Task details
Count the lines in the following data that include "заказа". Please write only the number.

(Stored data)

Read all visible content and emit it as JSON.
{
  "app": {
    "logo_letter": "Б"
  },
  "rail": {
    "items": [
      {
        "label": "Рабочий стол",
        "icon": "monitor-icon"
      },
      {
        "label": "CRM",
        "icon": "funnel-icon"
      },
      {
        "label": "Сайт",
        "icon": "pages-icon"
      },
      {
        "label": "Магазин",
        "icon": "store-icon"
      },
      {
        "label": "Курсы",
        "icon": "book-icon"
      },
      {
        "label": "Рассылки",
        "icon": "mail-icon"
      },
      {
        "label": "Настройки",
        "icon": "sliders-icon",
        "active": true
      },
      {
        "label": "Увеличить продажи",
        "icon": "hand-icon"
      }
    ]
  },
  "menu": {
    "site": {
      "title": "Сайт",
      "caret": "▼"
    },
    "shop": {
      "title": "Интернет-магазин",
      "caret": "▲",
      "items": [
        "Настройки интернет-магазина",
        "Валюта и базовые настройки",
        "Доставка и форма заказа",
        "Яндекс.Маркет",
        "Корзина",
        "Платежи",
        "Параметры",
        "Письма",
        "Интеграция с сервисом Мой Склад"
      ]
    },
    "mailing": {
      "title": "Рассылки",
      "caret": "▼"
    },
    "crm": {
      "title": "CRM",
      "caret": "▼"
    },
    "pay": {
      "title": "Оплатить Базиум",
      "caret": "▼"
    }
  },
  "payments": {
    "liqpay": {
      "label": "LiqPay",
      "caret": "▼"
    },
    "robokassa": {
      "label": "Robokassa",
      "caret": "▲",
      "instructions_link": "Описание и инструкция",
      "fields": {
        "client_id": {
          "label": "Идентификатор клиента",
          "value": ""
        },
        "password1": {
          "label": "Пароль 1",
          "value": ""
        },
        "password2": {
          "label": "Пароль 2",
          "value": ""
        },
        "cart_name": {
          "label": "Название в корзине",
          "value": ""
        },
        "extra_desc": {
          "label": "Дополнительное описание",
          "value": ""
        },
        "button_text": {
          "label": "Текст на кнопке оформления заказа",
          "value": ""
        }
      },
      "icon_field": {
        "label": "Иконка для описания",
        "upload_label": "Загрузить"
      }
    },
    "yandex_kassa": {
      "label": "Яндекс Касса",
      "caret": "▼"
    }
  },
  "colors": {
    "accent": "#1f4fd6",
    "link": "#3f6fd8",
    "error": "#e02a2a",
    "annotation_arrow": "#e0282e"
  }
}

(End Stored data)

Solution to the problem
2